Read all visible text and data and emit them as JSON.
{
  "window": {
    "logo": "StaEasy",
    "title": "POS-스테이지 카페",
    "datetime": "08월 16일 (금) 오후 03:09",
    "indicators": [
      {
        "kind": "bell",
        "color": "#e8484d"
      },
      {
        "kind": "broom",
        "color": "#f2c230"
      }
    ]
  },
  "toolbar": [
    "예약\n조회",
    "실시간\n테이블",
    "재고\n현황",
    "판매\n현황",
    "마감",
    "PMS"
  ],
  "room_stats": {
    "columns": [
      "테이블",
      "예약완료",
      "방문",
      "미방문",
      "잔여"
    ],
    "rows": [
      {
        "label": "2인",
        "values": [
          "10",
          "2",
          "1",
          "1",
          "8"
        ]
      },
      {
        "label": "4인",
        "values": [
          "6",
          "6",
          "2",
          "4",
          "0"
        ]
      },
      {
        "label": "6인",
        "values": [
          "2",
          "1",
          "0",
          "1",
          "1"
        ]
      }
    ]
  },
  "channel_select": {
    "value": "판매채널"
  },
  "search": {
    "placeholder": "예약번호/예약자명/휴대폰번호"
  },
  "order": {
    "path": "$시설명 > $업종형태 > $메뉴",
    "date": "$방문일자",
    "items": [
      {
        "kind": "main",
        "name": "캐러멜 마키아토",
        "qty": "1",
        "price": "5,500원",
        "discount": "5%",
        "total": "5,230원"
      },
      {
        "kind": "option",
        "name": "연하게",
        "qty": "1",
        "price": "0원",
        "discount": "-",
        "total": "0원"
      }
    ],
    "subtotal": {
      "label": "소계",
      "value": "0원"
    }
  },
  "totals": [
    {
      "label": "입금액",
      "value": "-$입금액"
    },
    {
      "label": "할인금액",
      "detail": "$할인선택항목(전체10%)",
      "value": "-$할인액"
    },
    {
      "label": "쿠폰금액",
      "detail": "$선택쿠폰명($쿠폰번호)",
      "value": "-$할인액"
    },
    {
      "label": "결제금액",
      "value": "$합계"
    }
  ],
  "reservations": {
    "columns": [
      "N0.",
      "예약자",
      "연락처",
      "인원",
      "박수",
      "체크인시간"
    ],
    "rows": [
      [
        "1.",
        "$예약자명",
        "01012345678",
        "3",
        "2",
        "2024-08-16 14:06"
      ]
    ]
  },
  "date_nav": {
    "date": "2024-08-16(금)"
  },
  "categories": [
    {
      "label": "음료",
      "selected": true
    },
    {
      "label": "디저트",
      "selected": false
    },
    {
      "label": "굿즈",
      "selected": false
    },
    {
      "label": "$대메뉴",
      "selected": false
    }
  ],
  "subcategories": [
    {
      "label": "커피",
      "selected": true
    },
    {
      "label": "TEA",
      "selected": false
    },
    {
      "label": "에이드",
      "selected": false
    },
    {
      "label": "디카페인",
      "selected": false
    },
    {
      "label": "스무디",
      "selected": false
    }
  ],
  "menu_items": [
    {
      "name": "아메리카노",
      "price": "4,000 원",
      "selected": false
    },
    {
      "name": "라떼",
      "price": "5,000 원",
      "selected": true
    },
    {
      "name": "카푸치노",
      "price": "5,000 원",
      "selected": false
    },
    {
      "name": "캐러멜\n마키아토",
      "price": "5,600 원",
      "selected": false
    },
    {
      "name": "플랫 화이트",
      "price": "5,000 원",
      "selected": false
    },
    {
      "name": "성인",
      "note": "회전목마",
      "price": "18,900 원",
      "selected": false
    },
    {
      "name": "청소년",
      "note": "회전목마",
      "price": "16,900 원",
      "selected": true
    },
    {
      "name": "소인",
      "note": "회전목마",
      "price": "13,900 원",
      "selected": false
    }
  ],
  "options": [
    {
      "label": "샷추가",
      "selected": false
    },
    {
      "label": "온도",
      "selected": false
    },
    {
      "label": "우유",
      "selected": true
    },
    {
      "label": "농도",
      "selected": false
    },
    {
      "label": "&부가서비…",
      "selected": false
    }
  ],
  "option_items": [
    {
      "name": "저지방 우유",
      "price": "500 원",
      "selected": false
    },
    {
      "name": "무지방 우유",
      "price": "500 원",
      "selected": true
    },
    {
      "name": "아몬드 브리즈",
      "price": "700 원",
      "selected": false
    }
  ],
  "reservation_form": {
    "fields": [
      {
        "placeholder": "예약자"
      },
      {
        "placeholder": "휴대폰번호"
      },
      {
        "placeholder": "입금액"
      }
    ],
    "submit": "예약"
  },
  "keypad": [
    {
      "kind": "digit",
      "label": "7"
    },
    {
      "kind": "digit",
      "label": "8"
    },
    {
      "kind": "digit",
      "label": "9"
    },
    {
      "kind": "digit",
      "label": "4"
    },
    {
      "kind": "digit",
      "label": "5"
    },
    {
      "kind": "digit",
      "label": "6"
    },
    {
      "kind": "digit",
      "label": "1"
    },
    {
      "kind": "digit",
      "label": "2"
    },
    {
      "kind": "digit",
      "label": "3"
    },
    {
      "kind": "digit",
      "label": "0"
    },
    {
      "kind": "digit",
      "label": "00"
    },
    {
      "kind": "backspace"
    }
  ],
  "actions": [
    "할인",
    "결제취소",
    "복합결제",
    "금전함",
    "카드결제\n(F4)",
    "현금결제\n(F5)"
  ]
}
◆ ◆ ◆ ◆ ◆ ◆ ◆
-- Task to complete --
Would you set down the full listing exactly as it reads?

-- Answer area --
Read all visible text and data and emit them as JSON.
{
  "window": {
    "logo": "StaEasy",
    "title": "POS-스테이지 카페",
    "datetime": "08월 16일 (금) 오후 03:09",
    "indicators": [
      {
        "kind": "bell",
        "color": "#e8484d"
      },
      {
        "kind": "broom",
        "color": "#f2c230"
      }
    ]
  },
  "toolbar": [
    "예약\n조회",
    "실시간\n테이블",
    "재고\n현황",
    "판매\n현황",
    "마감",
    "PMS"
  ],
  "room_stats": {
    "columns": [
      "테이블",
      "예약완료",
      "방문",
      "미방문",
      "잔여"
    ],
    "rows": [
      {
        "label": "2인",
        "values": [
          "10",
          "2",
          "1",
          "1",
          "8"
        ]
      },
      {
        "label": "4인",
        "values": [
          "6",
          "6",
          "2",
          "4",
          "0"
        ]
      },
      {
        "label": "6인",
        "values": [
          "2",
          "1",
          "0",
          "1",
          "1"
        ]
      }
    ]
  },
  "channel_select": {
    "value": "판매채널"
  },
  "search": {
    "placeholder": "예약번호/예약자명/휴대폰번호"
  },
  "order": {
    "path": "$시설명 > $업종형태 > $메뉴",
    "date": "$방문일자",
    "items": [
      {
        "kind": "main",
        "name": "캐러멜 마키아토",
        "qty": "1",
        "price": "5,500원",
        "discount": "5%",
        "total": "5,230원"
      },
      {
        "kind": "option",
        "name": "연하게",
        "qty": "1",
        "price": "0원",
        "discount": "-",
        "total": "0원"
      }
    ],
    "subtotal": {
      "label": "소계",
      "value": "0원"
    }
  },
  "totals": [
    {
      "label": "입금액",
      "value": "-$입금액"
    },
    {
      "label": "할인금액",
      "detail": "$할인선택항목(전체10%)",
      "value": "-$할인액"
    },
    {
      "label": "쿠폰금액",
      "detail": "$선택쿠폰명($쿠폰번호)",
      "value": "-$할인액"
    },
    {
      "label": "결제금액",
      "value": "$합계"
    }
  ],
  "reservations": {
    "columns": [
      "N0.",
      "예약자",
      "연락처",
      "인원",
      "박수",
      "체크인시간"
    ],
    "rows": [
      [
        "1.",
        "$예약자명",
        "01012345678",
        "3",
        "2",
        "2024-08-16 14:06"
      ]
    ]
  },
  "date_nav": {
    "date": "2024-08-16(금)"
  },
  "categories": [
    {
      "label": "음료",
      "selected": true
    },
    {
      "label": "디저트",
      "selected": false
    },
    {
      "label": "굿즈",
      "selected": false
    },
    {
      "label": "$대메뉴",
      "selected": false
    }
  ],
  "subcategories": [
    {
      "label": "커피",
      "selected": true
    },
    {
      "label": "TEA",
      "selected": false
    },
    {
      "label": "에이드",
      "selected": false
    },
    {
      "label": "디카페인",
      "selected": false
    },
    {
      "label": "스무디",
      "selected": false
    }
  ],
  "menu_items": [
    {
      "name": "아메리카노",
      "price": "4,000 원",
      "selected": false
    },
    {
      "name": "라떼",
      "price": "5,000 원",
      "selected": true
    },
    {
      "name": "카푸치노",
      "price": "5,000 원",
      "selected": false
    },
    {
      "name": "캐러멜\n마키아토",
      "price": "5,600 원",
      "selected": false
    },
    {
      "name": "플랫 화이트",
      "price": "5,000 원",
      "selected": false
    },
    {
      "name": "성인",
      "note": "회전목마",
      "price": "18,900 원",
      "selected": false
    },
    {
      "name": "청소년",
      "note": "회전목마",
      "price": "16,900 원",
      "selected": true
    },
    {
      "name": "소인",
      "note": "회전목마",
      "price": "13,900 원",
      "selected": false
    }
  ],
  "options": [
    {
      "label": "샷추가",
      "selected": false
    },
    {
      "label": "온도",
      "selected": false
    },
    {
      "label": "우유",
      "selected": true
    },
    {
      "label": "농도",
      "selected": false
    },
    {
      "label": "&부가서비…",
      "selected": false
    }
  ],
  "option_items": [
    {
      "name": "저지방 우유",
      "price": "500 원",
      "selected": false
    },
    {
      "name": "무지방 우유",
      "price": "500 원",
      "selected": true
    },
    {
      "name": "아몬드 브리즈",
      "price": "700 원",
      "selected": false
    }
  ],
  "reservation_form": {
    "fields": [
      {
        "placeholder": "예약자"
      },
      {
        "placeholder": "휴대폰번호"
      },
      {
        "placeholder": "입금액"
      }
    ],
    "submit": "예약"
  },
  "keypad": [
    {
      "kind": "digit",
      "label": "7"
    },
    {
      "kind": "digit",
      "label": "8"
    },
    {
      "kind": "digit",
      "label": "9"
    },
    {
      "kind": "digit",
      "label": "4"
    },
    {
      "kind": "digit",
      "label": "5"
    },
    {
      "kind": "digit",
      "label": "6"
    },
    {
      "kind": "digit",
      "label": "1"
    },
    {
      "kind": "digit",
      "label": "2"
    },
    {
      "kind": "digit",
      "label": "3"
    },
    {
      "kind": "digit",
      "label": "0"
    },
    {
      "kind": "digit",
      "label": "00"
    },
    {
      "kind": "backspace"
    }
  ],
  "actions": [
    "할인",
    "결제취소",
    "복합결제",
    "금전함",
    "카드결제\n(F4)",
    "현금결제\n(F5)"
  ]
}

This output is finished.